WHAT NEEDS TO BE DONE
All of the entries are to be written out again verbatim.

DATA LISTING
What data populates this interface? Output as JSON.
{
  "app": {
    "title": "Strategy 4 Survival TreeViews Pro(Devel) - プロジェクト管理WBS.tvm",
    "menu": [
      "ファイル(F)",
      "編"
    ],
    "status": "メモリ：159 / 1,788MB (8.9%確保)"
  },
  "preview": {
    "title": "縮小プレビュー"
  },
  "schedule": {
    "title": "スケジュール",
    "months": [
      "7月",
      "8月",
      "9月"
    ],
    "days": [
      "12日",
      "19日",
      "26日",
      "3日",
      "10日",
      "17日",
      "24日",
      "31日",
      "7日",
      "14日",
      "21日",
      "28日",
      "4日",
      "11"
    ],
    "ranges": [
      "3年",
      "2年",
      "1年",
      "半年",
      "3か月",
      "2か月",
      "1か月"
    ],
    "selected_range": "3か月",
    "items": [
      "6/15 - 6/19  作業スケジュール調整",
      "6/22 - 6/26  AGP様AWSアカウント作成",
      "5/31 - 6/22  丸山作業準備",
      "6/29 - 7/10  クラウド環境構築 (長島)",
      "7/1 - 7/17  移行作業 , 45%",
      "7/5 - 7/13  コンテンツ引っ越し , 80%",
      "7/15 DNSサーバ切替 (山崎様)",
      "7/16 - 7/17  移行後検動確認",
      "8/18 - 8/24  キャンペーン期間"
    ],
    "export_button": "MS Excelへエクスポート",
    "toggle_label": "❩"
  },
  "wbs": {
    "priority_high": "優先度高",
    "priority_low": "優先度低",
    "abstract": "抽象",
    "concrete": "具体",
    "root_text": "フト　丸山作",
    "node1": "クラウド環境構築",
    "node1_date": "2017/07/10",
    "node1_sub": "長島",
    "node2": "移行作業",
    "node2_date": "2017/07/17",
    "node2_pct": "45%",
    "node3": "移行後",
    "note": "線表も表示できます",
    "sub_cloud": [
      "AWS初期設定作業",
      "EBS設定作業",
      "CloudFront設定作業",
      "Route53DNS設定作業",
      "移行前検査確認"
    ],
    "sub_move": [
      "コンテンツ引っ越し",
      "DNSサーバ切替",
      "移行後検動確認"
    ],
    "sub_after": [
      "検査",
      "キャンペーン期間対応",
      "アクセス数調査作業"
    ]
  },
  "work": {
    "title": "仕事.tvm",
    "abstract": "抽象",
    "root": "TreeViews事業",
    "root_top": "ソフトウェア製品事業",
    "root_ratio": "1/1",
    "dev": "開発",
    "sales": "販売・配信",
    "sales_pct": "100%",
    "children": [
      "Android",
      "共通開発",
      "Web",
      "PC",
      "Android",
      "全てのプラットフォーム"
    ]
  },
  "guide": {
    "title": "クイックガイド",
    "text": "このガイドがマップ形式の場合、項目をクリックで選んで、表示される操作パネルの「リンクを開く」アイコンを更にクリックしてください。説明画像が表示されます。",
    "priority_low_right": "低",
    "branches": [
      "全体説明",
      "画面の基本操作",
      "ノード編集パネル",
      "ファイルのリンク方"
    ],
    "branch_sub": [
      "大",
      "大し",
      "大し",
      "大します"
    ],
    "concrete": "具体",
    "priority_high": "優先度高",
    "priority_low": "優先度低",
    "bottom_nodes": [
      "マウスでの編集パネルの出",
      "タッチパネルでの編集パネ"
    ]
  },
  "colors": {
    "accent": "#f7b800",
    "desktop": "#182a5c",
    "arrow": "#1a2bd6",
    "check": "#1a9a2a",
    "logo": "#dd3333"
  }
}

RESULT OF THE TASK
What data populates this interface? Output as JSON.
{
  "app": {
    "title": "Strategy 4 Survival TreeViews Pro(Devel) - プロジェクト管理WBS.tvm",
    "menu": [
      "ファイル(F)",
      "編"
    ],
    "status": "メモリ：159 / 1,788MB (8.9%確保)"
  },
  "preview": {
    "title": "縮小プレビュー"
  },
  "schedule": {
    "title": "スケジュール",
    "months": [
      "7月",
      "8月",
      "9月"
    ],
    "days": [
      "12日",
      "19日",
      "26日",
      "3日",
      "10日",
      "17日",
      "24日",
      "31日",
      "7日",
      "14日",
      "21日",
      "28日",
      "4日",
      "11"
    ],
    "ranges": [
      "3年",
      "2年",
      "1年",
      "半年",
      "3か月",
      "2か月",
      "1か月"
    ],
    "selected_range": "3か月",
    "items": [
      "6/15 - 6/19  作業スケジュール調整",
      "6/22 - 6/26  AGP様AWSアカウント作成",
      "5/31 - 6/22  丸山作業準備",
      "6/29 - 7/10  クラウド環境構築 (長島)",
      "7/1 - 7/17  移行作業 , 45%",
      "7/5 - 7/13  コンテンツ引っ越し , 80%",
      "7/15 DNSサーバ切替 (山崎様)",
      "7/16 - 7/17  移行後検動確認",
      "8/18 - 8/24  キャンペーン期間"
    ],
    "export_button": "MS Excelへエクスポート",
    "toggle_label": "❩"
  },
  "wbs": {
    "priority_high": "優先度高",
    "priority_low": "優先度低",
    "abstract": "抽象",
    "concrete": "具体",
    "root_text": "フト　丸山作",
    "node1": "クラウド環境構築",
    "node1_date": "2017/07/10",
    "node1_sub": "長島",
    "node2": "移行作業",
    "node2_date": "2017/07/17",
    "node2_pct": "45%",
    "node3": "移行後",
    "note": "線表も表示できます",
    "sub_cloud": [
      "AWS初期設定作業",
      "EBS設定作業",
      "CloudFront設定作業",
      "Route53DNS設定作業",
      "移行前検査確認"
    ],
    "sub_move": [
      "コンテンツ引っ越し",
      "DNSサーバ切替",
      "移行後検動確認"
    ],
    "sub_after": [
      "検査",
      "キャンペーン期間対応",
      "アクセス数調査作業"
    ]
  },
  "work": {
    "title": "仕事.tvm",
    "abstract": "抽象",
    "root": "TreeViews事業",
    "root_top": "ソフトウェア製品事業",
    "root_ratio": "1/1",
    "dev": "開発",
    "sales": "販売・配信",
    "sales_pct": "100%",
    "children": [
      "Android",
      "共通開発",
      "Web",
      "PC",
      "Android",
      "全てのプラットフォーム"
    ]
  },
  "guide": {
    "title": "クイックガイド",
    "text": "このガイドがマップ形式の場合、項目をクリックで選んで、表示される操作パネルの「リンクを開く」アイコンを更にクリックしてください。説明画像が表示されます。",
    "priority_low_right": "低",
    "branches": [
      "全体説明",
      "画面の基本操作",
      "ノード編集パネル",
      "ファイルのリンク方"
    ],
    "branch_sub": [
      "大",
      "大し",
      "大し",
      "大します"
    ],
    "concrete": "具体",
    "priority_high": "優先度高",
    "priority_low": "優先度低",
    "bottom_nodes": [
      "マウスでの編集パネルの出",
      "タッチパネルでの編集パネ"
    ]
  },
  "colors": {
    "accent": "#f7b800",
    "desktop": "#182a5c",
    "arrow": "#1a2bd6",
    "check": "#1a9a2a",
    "logo": "#dd3333"
  }
}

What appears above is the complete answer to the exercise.